Now that we understand what happens in the brain as students learn how to read, we must teach all students in a systematic and explicit way, gradually building on their prior knowledge.
You can't have just phonemic awareness or phonics; they're both part of an explicit, developmentally appropriate sequence all students must take to learn to read.
How to get started
Ready to dive in? Now that you know the difference between these two topics, I'm here to continue supporting you as you implement evidence-based best practices in your classroom.
Fortunately, I have many resources to help you on your way.
- Bee-yond Phonics: My comprehensive 250-page ebook breaks down everything you need to know to teach synthetic phonics properly.
- Freebee Library: Hundreds of free resources help simplify your instruction.
If you're really ready to change how you teach, you'll also fall in love with The Hive!
My husband and I created The Hive to be your daily teaching interface. It has an interactive daily schedule, customisable classroom routines, and all the tools you need to stay organized daily.

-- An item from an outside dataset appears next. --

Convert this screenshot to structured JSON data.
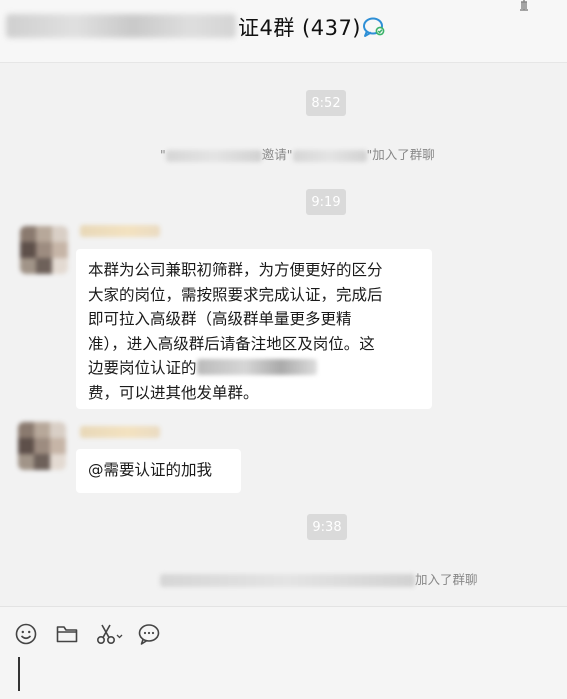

But the real magic comes from the resource library. There are thousands of research-based resources that you can embed into your day with the click of a button. There are also interactive apps to turn your new phonemic awareness and word-building habits into daily routines.
And there are even videos to guide your class through mindful moments or to launch your phonics instruction!
It's everything I wish I had when I started teaching, and it's the perfect way to work smarter so you can focus on helping your students learn the skills they need to be successful learners.